● **What you will do**
Show, from the records below, all lines that contain the word "left".
[[ Records supplied, beginning ]]
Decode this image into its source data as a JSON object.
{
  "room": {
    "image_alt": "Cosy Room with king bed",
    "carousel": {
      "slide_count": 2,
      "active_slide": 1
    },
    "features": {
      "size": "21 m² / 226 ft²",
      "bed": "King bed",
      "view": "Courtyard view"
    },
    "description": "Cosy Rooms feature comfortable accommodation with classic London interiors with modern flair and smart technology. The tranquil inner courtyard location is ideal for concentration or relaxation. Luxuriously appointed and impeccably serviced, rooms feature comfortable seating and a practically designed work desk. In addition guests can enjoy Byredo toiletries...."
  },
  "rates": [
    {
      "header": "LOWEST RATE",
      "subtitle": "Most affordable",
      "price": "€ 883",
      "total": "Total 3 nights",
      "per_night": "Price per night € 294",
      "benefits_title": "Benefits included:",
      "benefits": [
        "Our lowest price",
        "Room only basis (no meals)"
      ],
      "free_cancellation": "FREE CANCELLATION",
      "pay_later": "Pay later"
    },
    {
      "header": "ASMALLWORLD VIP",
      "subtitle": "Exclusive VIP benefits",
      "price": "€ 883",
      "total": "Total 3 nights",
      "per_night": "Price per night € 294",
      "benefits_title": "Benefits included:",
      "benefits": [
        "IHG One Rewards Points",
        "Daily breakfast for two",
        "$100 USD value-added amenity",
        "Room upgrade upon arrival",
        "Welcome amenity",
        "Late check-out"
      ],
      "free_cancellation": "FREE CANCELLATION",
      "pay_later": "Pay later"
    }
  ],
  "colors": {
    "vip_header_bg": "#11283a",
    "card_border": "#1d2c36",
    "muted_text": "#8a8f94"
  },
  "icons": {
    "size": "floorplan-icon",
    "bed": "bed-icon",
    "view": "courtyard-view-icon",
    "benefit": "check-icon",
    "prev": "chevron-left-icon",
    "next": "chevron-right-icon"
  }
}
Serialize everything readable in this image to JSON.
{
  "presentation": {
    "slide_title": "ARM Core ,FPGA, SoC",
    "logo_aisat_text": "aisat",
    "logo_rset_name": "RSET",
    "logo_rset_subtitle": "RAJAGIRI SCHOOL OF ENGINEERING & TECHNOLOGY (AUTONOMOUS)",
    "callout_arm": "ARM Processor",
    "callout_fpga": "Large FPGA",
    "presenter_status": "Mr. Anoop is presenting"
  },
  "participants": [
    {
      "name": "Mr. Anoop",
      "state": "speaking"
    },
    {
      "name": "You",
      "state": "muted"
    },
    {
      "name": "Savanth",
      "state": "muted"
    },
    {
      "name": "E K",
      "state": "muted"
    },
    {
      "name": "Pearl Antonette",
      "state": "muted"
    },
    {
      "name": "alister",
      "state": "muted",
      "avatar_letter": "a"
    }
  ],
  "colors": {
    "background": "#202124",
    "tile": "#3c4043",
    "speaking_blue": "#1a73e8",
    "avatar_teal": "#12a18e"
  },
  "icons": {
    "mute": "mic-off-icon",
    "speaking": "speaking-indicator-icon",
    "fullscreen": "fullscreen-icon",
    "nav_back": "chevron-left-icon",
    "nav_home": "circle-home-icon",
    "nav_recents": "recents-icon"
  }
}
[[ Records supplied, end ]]
● **Exercise result**
    "prev": "chevron-left-icon",
    "nav_back": "chevron-left-icon",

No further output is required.